[Website and app data records]
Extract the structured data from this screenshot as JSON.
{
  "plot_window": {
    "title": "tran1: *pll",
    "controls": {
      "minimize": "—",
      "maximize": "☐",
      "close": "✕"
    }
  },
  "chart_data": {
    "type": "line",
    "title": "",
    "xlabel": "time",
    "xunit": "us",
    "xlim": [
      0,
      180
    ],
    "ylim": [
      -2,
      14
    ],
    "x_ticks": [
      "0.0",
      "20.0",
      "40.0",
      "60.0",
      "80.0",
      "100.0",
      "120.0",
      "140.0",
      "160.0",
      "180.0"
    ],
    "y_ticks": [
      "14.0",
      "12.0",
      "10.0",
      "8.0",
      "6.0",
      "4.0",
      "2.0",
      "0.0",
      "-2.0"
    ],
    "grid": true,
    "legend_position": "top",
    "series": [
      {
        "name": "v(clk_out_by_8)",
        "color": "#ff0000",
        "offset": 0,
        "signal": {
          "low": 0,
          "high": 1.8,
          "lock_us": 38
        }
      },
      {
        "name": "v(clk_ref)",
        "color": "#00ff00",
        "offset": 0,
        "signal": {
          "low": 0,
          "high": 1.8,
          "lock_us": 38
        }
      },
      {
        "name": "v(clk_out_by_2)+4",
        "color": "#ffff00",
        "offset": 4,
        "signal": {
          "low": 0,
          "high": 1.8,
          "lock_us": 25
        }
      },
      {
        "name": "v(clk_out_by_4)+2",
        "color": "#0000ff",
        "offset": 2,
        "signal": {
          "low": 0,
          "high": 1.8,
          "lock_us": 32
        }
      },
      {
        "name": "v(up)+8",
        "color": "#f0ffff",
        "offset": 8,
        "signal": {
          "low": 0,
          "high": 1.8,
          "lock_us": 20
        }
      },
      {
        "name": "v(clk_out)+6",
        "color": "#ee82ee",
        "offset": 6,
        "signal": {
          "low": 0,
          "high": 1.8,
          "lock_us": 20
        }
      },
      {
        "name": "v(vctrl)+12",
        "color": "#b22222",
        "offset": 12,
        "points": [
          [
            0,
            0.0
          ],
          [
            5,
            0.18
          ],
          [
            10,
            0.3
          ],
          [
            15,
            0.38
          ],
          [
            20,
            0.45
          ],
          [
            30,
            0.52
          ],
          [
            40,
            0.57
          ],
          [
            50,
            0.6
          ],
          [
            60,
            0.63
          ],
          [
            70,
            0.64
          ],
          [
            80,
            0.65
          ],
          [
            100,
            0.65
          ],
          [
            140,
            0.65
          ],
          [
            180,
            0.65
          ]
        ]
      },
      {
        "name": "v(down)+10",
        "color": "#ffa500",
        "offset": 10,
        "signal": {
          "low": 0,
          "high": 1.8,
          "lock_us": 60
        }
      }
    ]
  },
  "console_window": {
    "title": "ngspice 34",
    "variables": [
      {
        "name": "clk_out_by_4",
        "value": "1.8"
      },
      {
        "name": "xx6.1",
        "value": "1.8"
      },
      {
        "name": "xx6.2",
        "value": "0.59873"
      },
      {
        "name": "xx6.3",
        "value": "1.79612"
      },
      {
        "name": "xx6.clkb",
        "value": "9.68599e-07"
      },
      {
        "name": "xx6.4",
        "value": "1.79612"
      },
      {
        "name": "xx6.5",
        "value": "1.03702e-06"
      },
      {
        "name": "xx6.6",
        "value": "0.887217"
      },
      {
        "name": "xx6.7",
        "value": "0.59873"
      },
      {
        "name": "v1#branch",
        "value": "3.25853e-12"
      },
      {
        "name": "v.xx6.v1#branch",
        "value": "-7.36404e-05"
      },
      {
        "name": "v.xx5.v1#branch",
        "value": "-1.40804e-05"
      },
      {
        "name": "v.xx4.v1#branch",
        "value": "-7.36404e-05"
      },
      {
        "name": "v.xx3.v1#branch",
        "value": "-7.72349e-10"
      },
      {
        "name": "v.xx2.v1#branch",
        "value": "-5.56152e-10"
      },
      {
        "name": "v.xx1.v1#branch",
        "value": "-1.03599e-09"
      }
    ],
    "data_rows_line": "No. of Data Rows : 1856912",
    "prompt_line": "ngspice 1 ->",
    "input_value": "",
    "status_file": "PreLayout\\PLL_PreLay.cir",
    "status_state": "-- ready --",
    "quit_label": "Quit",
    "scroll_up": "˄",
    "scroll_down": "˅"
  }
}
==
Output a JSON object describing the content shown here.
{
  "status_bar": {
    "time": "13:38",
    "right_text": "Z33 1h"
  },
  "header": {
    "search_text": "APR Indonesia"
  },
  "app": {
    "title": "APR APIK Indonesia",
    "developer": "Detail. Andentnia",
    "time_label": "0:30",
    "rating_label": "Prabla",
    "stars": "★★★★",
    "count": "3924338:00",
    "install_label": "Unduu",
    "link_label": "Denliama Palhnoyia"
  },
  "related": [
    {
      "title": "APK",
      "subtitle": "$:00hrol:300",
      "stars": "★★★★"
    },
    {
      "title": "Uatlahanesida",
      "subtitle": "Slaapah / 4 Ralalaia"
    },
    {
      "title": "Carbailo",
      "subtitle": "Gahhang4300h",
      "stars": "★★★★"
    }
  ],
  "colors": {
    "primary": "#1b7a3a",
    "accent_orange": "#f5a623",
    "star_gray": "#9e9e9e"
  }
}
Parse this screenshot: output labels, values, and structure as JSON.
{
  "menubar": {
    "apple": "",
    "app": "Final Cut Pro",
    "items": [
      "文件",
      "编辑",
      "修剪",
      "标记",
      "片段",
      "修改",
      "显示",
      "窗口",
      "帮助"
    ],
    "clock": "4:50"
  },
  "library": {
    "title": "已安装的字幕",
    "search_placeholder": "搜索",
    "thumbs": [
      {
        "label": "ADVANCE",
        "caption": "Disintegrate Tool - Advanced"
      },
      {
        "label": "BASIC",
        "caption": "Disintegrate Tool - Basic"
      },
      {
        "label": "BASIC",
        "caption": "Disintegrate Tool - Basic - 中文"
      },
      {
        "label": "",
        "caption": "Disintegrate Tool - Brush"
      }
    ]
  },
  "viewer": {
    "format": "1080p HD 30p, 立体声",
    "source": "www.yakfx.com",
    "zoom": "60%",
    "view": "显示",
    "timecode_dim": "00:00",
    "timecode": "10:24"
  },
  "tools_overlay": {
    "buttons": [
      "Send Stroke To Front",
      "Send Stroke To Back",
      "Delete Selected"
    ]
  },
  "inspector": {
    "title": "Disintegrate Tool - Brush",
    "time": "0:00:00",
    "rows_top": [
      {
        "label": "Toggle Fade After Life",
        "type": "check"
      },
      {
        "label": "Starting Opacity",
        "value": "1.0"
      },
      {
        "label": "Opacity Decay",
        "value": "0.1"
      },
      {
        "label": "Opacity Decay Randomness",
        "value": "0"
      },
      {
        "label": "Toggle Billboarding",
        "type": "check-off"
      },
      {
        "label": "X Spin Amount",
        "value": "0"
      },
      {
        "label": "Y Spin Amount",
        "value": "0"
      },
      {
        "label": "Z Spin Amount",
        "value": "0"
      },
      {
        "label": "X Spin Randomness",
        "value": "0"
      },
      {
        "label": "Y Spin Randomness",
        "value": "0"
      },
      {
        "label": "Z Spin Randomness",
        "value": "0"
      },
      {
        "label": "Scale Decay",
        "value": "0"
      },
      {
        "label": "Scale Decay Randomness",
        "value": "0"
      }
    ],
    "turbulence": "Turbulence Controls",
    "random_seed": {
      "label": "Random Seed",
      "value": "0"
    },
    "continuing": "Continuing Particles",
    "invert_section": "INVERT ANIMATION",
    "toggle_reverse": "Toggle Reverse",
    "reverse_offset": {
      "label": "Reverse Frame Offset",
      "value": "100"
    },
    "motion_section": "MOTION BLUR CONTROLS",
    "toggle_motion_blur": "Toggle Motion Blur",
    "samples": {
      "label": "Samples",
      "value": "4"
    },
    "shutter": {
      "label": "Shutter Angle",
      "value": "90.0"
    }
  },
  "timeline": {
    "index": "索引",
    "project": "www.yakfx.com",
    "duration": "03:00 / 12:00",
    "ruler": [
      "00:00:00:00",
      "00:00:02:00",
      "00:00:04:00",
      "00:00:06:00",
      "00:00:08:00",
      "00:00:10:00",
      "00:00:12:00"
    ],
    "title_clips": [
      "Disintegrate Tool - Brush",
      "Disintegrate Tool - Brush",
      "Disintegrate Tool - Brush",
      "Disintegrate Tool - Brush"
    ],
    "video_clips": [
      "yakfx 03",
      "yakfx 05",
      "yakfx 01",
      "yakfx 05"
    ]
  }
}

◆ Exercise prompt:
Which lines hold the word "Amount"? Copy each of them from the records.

◆ Result of this task:
        "label": "X Spin Amount",
        "label": "Y Spin Amount",
        "label": "Z Spin Amount",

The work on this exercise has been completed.